• What is needed: Please output all the entries word for word, without the pictures.

• Source material:
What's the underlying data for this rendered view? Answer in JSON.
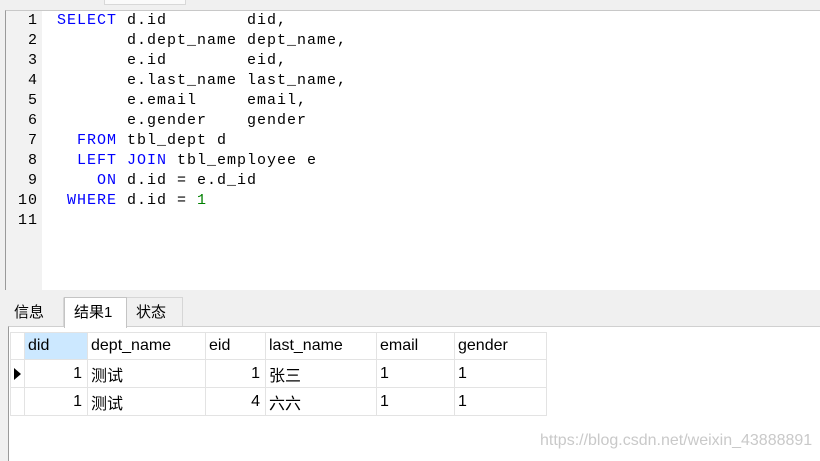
{
  "editor": {
    "lines": [
      {
        "num": "1",
        "tokens": [
          {
            "keyword": "SELECT"
          },
          {
            "text": " d.id        did,"
          }
        ]
      },
      {
        "num": "2",
        "tokens": [
          {
            "text": "       d.dept_name dept_name,"
          }
        ]
      },
      {
        "num": "3",
        "tokens": [
          {
            "text": "       e.id        eid,"
          }
        ]
      },
      {
        "num": "4",
        "tokens": [
          {
            "text": "       e.last_name last_name,"
          }
        ]
      },
      {
        "num": "5",
        "tokens": [
          {
            "text": "       e.email     email,"
          }
        ]
      },
      {
        "num": "6",
        "tokens": [
          {
            "text": "       e.gender    gender"
          }
        ]
      },
      {
        "num": "7",
        "tokens": [
          {
            "text": "  "
          },
          {
            "keyword": "FROM"
          },
          {
            "text": " tbl_dept d"
          }
        ]
      },
      {
        "num": "8",
        "tokens": [
          {
            "text": "  "
          },
          {
            "keyword": "LEFT JOIN"
          },
          {
            "text": " tbl_employee e"
          }
        ]
      },
      {
        "num": "9",
        "tokens": [
          {
            "text": "    "
          },
          {
            "keyword": "ON"
          },
          {
            "text": " d.id = e.d_id"
          }
        ]
      },
      {
        "num": "10",
        "tokens": [
          {
            "text": " "
          },
          {
            "keyword": "WHERE"
          },
          {
            "text": " d.id = "
          },
          {
            "number": "1"
          }
        ]
      },
      {
        "num": "11",
        "tokens": []
      }
    ]
  },
  "result_tabs": [
    {
      "label": "信息",
      "selected": false
    },
    {
      "label": "结果1",
      "selected": true
    },
    {
      "label": "状态",
      "selected": false
    }
  ],
  "grid": {
    "columns": [
      "did",
      "dept_name",
      "eid",
      "last_name",
      "email",
      "gender"
    ],
    "highlighted_column_index": 0,
    "current_row_index": 0,
    "rows": [
      [
        "1",
        "测试",
        "1",
        "张三",
        "1",
        "1"
      ],
      [
        "1",
        "测试",
        "4",
        "六六",
        "1",
        "1"
      ]
    ]
  },
  "watermark": "https://blog.csdn.net/weixin_43888891",
  "colors": {
    "keyword": "#0000ff",
    "number": "#008000",
    "plain": "#000000",
    "highlighted_header": "#cce8ff"
  }
}
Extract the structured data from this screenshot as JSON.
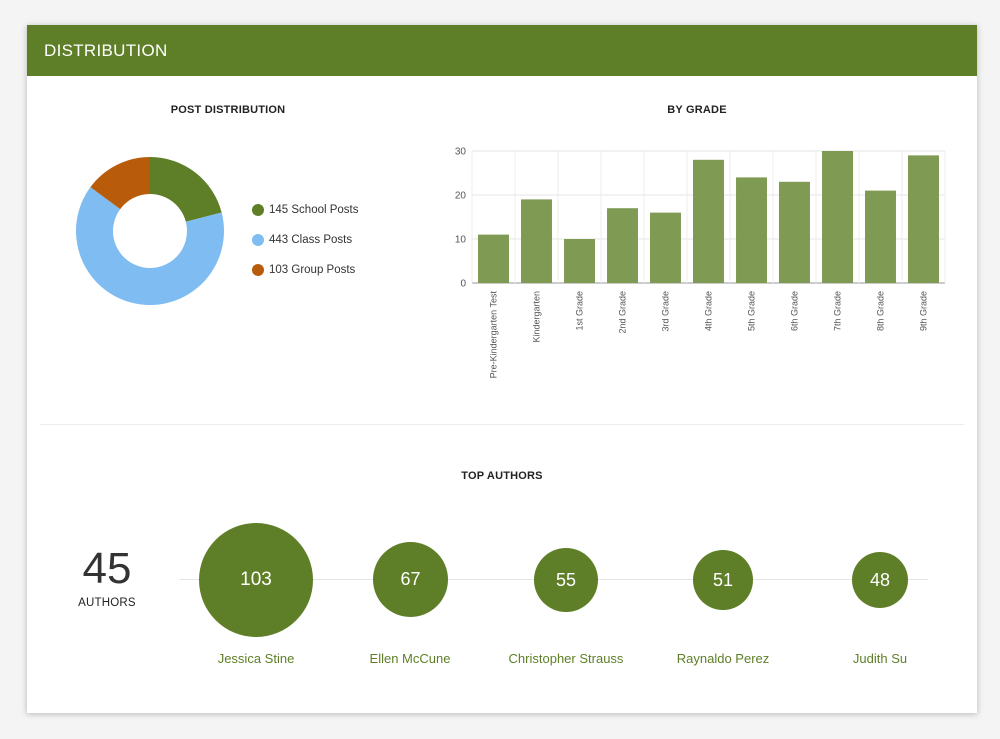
{
  "header": {
    "title": "DISTRIBUTION"
  },
  "post_distribution": {
    "title": "POST DISTRIBUTION",
    "legend": [
      {
        "label": "145 School Posts",
        "value": 145,
        "color": "#5e7f27"
      },
      {
        "label": "443 Class Posts",
        "value": 443,
        "color": "#7fbcf2"
      },
      {
        "label": "103 Group Posts",
        "value": 103,
        "color": "#b85c0b"
      }
    ]
  },
  "top_authors": {
    "title": "TOP AUTHORS",
    "total_count": "45",
    "total_label": "AUTHORS",
    "authors": [
      {
        "name": "Jessica Stine",
        "posts": "103"
      },
      {
        "name": "Ellen McCune",
        "posts": "67"
      },
      {
        "name": "Christopher Strauss",
        "posts": "55"
      },
      {
        "name": "Raynaldo Perez",
        "posts": "51"
      },
      {
        "name": "Judith Su",
        "posts": "48"
      }
    ]
  },
  "chart_data": [
    {
      "type": "pie",
      "title": "POST DISTRIBUTION",
      "donut": true,
      "categories": [
        "School Posts",
        "Class Posts",
        "Group Posts"
      ],
      "values": [
        145,
        443,
        103
      ],
      "colors": [
        "#5e7f27",
        "#7fbcf2",
        "#b85c0b"
      ],
      "legend": "right"
    },
    {
      "type": "bar",
      "title": "BY GRADE",
      "categories": [
        "Pre-Kindergarten Test",
        "Kindergarten",
        "1st Grade",
        "2nd Grade",
        "3rd Grade",
        "4th Grade",
        "5th Grade",
        "6th Grade",
        "7th Grade",
        "8th Grade",
        "9th Grade"
      ],
      "values": [
        11,
        19,
        10,
        17,
        16,
        28,
        24,
        23,
        30,
        21,
        29
      ],
      "xlabel": "",
      "ylabel": "",
      "ylim": [
        0,
        30
      ],
      "yticks": [
        "0",
        "10",
        "20",
        "30"
      ],
      "grid": true,
      "bar_color": "#7f9a52"
    }
  ]
}
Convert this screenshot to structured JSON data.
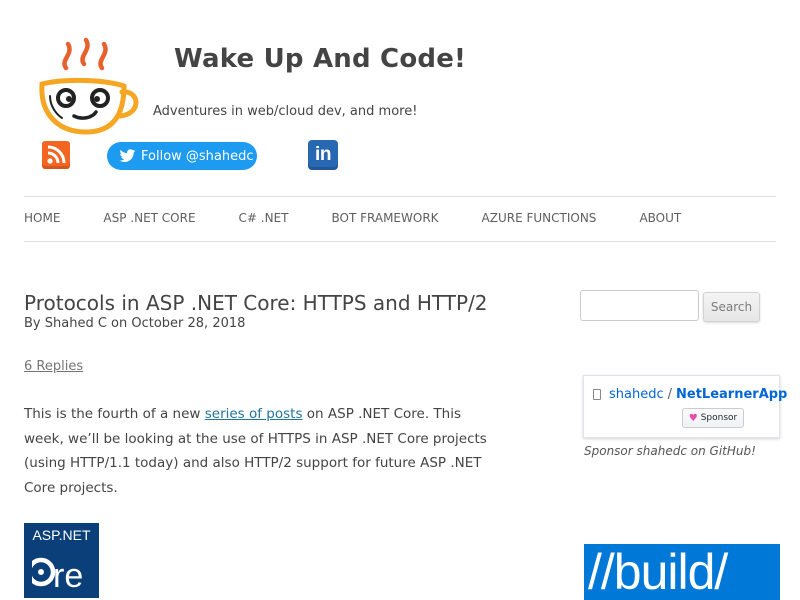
{
  "header": {
    "title": "Wake Up And Code!",
    "description": "Adventures in web/cloud dev, and more!",
    "twitter_label": "Follow @shahedc",
    "linkedin_label": "in"
  },
  "nav": {
    "items": [
      "HOME",
      "ASP .NET CORE",
      "C# .NET",
      "BOT FRAMEWORK",
      "AZURE FUNCTIONS",
      "ABOUT"
    ]
  },
  "post": {
    "title": "Protocols in ASP .NET Core: HTTPS and HTTP/2",
    "byline": "By Shahed C on October 28, 2018",
    "replies": "6 Replies",
    "intro_before": "This is the fourth of a new ",
    "intro_link": "series of posts",
    "intro_after": " on ASP .NET Core. This week, we’ll be looking at the use of HTTPS in ASP .NET Core projects (using HTTP/1.1 today) and also HTTP/2 support for future ASP .NET Core projects."
  },
  "aspnet_logo": {
    "line1": "ASP.NET",
    "line2": "Core"
  },
  "sidebar": {
    "search_placeholder": "",
    "search_button": "Search",
    "sponsor_owner": "shahedc",
    "sponsor_separator": "/",
    "sponsor_repo": "NetLearnerApp",
    "sponsor_button": "Sponsor",
    "sponsor_caption": "Sponsor shahedc on GitHub!",
    "build_text": "//build/"
  },
  "colors": {
    "accent_link": "#21759b",
    "twitter_blue": "#1d9bf0",
    "linkedin_blue": "#2867b2",
    "rss_orange": "#f26522",
    "build_blue": "#0078d7",
    "aspnet_navy": "#0b3f7a"
  }
}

• Output of the task:
What's the underlying data for this rendered view? Answer in JSON.
{
  "editor": {
    "lines": [
      {
        "num": "1",
        "tokens": [
          {
            "keyword": "SELECT"
          },
          {
            "text": " d.id        did,"
          }
        ]
      },
      {
        "num": "2",
        "tokens": [
          {
            "text": "       d.dept_name dept_name,"
          }
        ]
      },
      {
        "num": "3",
        "tokens": [
          {
            "text": "       e.id        eid,"
          }
        ]
      },
      {
        "num": "4",
        "tokens": [
          {
            "text": "       e.last_name last_name,"
          }
        ]
      },
      {
        "num": "5",
        "tokens": [
          {
            "text": "       e.email     email,"
          }
        ]
      },
      {
        "num": "6",
        "tokens": [
          {
            "text": "       e.gender    gender"
          }
        ]
      },
      {
        "num": "7",
        "tokens": [
          {
            "text": "  "
          },
          {
            "keyword": "FROM"
          },
          {
            "text": " tbl_dept d"
          }
        ]
      },
      {
        "num": "8",
        "tokens": [
          {
            "text": "  "
          },
          {
            "keyword": "LEFT JOIN"
          },
          {
            "text": " tbl_employee e"
          }
        ]
      },
      {
        "num": "9",
        "tokens": [
          {
            "text": "    "
          },
          {
            "keyword": "ON"
          },
          {
            "text": " d.id = e.d_id"
          }
        ]
      },
      {
        "num": "10",
        "tokens": [
          {
            "text": " "
          },
          {
            "keyword": "WHERE"
          },
          {
            "text": " d.id = "
          },
          {
            "number": "1"
          }
        ]
      },
      {
        "num": "11",
        "tokens": []
      }
    ]
  },
  "result_tabs": [
    {
      "label": "信息",
      "selected": false
    },
    {
      "label": "结果1",
      "selected": true
    },
    {
      "label": "状态",
      "selected": false
    }
  ],
  "grid": {
    "columns": [
      "did",
      "dept_name",
      "eid",
      "last_name",
      "email",
      "gender"
    ],
    "highlighted_column_index": 0,
    "current_row_index": 0,
    "rows": [
      [
        "1",
        "测试",
        "1",
        "张三",
        "1",
        "1"
      ],
      [
        "1",
        "测试",
        "4",
        "六六",
        "1",
        "1"
      ]
    ]
  },
  "watermark": "https://blog.csdn.net/weixin_43888891",
  "colors": {
    "keyword": "#0000ff",
    "number": "#008000",
    "plain": "#000000",
    "highlighted_header": "#cce8ff"
  }
}
Extract the structured data from this screenshot as JSON.
{
  "header": {
    "title": "DISTRIBUTION"
  },
  "post_distribution": {
    "title": "POST DISTRIBUTION",
    "legend": [
      {
        "label": "145 School Posts",
        "value": 145,
        "color": "#5e7f27"
      },
      {
        "label": "443 Class Posts",
        "value": 443,
        "color": "#7fbcf2"
      },
      {
        "label": "103 Group Posts",
        "value": 103,
        "color": "#b85c0b"
      }
    ]
  },
  "top_authors": {
    "title": "TOP AUTHORS",
    "total_count": "45",
    "total_label": "AUTHORS",
    "authors": [
      {
        "name": "Jessica Stine",
        "posts": "103"
      },
      {
        "name": "Ellen McCune",
        "posts": "67"
      },
      {
        "name": "Christopher Strauss",
        "posts": "55"
      },
      {
        "name": "Raynaldo Perez",
        "posts": "51"
      },
      {
        "name": "Judith Su",
        "posts": "48"
      }
    ]
  },
  "chart_data": [
    {
      "type": "pie",
      "title": "POST DISTRIBUTION",
      "donut": true,
      "categories": [
        "School Posts",
        "Class Posts",
        "Group Posts"
      ],
      "values": [
        145,
        443,
        103
      ],
      "colors": [
        "#5e7f27",
        "#7fbcf2",
        "#b85c0b"
      ],
      "legend": "right"
    },
    {
      "type": "bar",
      "title": "BY GRADE",
      "categories": [
        "Pre-Kindergarten Test",
        "Kindergarten",
        "1st Grade",
        "2nd Grade",
        "3rd Grade",
        "4th Grade",
        "5th Grade",
        "6th Grade",
        "7th Grade",
        "8th Grade",
        "9th Grade"
      ],
      "values": [
        11,
        19,
        10,
        17,
        16,
        28,
        24,
        23,
        30,
        21,
        29
      ],
      "xlabel": "",
      "ylabel": "",
      "ylim": [
        0,
        30
      ],
      "yticks": [
        "0",
        "10",
        "20",
        "30"
      ],
      "grid": true,
      "bar_color": "#7f9a52"
    }
  ]
}
Convert this screenshot to structured JSON data.
{
  "header": {
    "title": "Wake Up And Code!",
    "description": "Adventures in web/cloud dev, and more!",
    "twitter_label": "Follow @shahedc",
    "linkedin_label": "in"
  },
  "nav": {
    "items": [
      "HOME",
      "ASP .NET CORE",
      "C# .NET",
      "BOT FRAMEWORK",
      "AZURE FUNCTIONS",
      "ABOUT"
    ]
  },
  "post": {
    "title": "Protocols in ASP .NET Core: HTTPS and HTTP/2",
    "byline": "By Shahed C on October 28, 2018",
    "replies": "6 Replies",
    "intro_before": "This is the fourth of a new ",
    "intro_link": "series of posts",
    "intro_after": " on ASP .NET Core. This week, we’ll be looking at the use of HTTPS in ASP .NET Core projects (using HTTP/1.1 today) and also HTTP/2 support for future ASP .NET Core projects."
  },
  "aspnet_logo": {
    "line1": "ASP.NET",
    "line2": "Core"
  },
  "sidebar": {
    "search_placeholder": "",
    "search_button": "Search",
    "sponsor_owner": "shahedc",
    "sponsor_separator": "/",
    "sponsor_repo": "NetLearnerApp",
    "sponsor_button": "Sponsor",
    "sponsor_caption": "Sponsor shahedc on GitHub!",
    "build_text": "//build/"
  },
  "colors": {
    "accent_link": "#21759b",
    "twitter_blue": "#1d9bf0",
    "linkedin_blue": "#2867b2",
    "rss_orange": "#f26522",
    "build_blue": "#0078d7",
    "aspnet_navy": "#0b3f7a"
  }
}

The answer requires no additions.